by Lori Andrews
This week’s Time features a cover story, “Why Your DNA Isn’t Your Destiny.” This is a far cry from the sentiment twenty years ago at the start of the Human Genome Project. At that time, a prominent psychiatrist announced, “The war is over in the nature/nuture debate” — implying that everything was due to genes (nature). Or when, during the Monica Lewinsky scandal, Time itself ran a cover story proclaiming “Infidelity–It May Be In Our Genes.”
In the intervening two decades, scientists have learned that human traits and behaviors are caused by a complex array of factors. When researchers begin searching for a gene related to height, they found variations at 20 different points in the genome that were related to a person’s stature.

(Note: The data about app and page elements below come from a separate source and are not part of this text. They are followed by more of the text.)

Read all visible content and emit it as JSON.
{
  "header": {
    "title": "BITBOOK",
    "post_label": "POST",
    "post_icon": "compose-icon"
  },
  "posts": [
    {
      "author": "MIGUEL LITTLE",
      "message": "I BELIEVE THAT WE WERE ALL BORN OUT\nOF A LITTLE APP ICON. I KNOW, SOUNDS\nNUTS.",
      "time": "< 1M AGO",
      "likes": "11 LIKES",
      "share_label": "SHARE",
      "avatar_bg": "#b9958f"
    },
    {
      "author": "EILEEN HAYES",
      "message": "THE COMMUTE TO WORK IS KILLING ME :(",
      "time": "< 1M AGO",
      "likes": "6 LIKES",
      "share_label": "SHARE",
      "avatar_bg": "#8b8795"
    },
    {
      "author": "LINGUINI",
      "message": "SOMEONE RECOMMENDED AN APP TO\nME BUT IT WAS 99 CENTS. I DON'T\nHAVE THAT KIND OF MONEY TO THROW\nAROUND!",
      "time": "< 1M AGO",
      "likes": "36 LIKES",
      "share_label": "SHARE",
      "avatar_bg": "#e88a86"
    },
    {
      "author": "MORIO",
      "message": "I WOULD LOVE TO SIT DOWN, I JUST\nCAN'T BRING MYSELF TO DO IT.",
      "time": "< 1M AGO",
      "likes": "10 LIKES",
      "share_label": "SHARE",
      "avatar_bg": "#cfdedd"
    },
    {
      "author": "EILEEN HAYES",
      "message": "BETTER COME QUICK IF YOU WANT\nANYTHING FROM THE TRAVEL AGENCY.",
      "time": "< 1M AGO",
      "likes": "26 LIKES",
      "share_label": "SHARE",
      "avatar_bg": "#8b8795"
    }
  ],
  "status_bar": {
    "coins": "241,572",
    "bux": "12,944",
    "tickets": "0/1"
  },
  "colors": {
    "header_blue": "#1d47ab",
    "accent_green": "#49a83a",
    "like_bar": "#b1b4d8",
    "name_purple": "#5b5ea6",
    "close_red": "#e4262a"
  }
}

And even if all 20 were analyzed, that only accounted for 3% of the variation between people in height.
The limits of genes as explanatory factors — as well as curious questions such as why one identical twin can have schizophrenia or asthma and the other not — has led to a new scientific field, epigenetics. Rather than assessing genes, researchers are studying factors that influence whether genes are turned on or not. These factors can be entirely environmental. Time reporter John Cloud summarizes pivotal findings in his article: Pregnant woman who eat poorly produce children with a higher than average risk of cardiovascular disease. Boys who smoke before age 11 later created sons who were prone to obesity.
These effects on children are found even though there is no change to the genetic code. They appear to be caused by the addition of a methyl group (a carbon atom attached to three hydrogen atoms). When a methyl group attaches to a specific point in the genome, it can change the way the underlying gene is expressed. The National Institutes of Health is allocating $190 million in grants to explore “how and when epigenetic processes control genes.”
Back in 1997, Dr. Neil A. Holtzman and I predicted that genes themselves were not the whole story. In an article in Epidemiological Reviews, we highlighted the factors that make it difficult to explain complex conditions and behaviors in genetic terms. We noted that no more than five per cent of all cancer can be attributable to single inherited factors. And we also pointed out the downside of blaming everything on one’s genes.
“The emphasis on genetic causes,” we wrote, “leads to an approach that blames the victim and emphasizes the role of nonmodifiable genetic factors to the detriment of modifiable social and behavioral factors.” Hopefully, research in epigenetics will lead to new strategies of prevention and treatment outside of the genetics realm.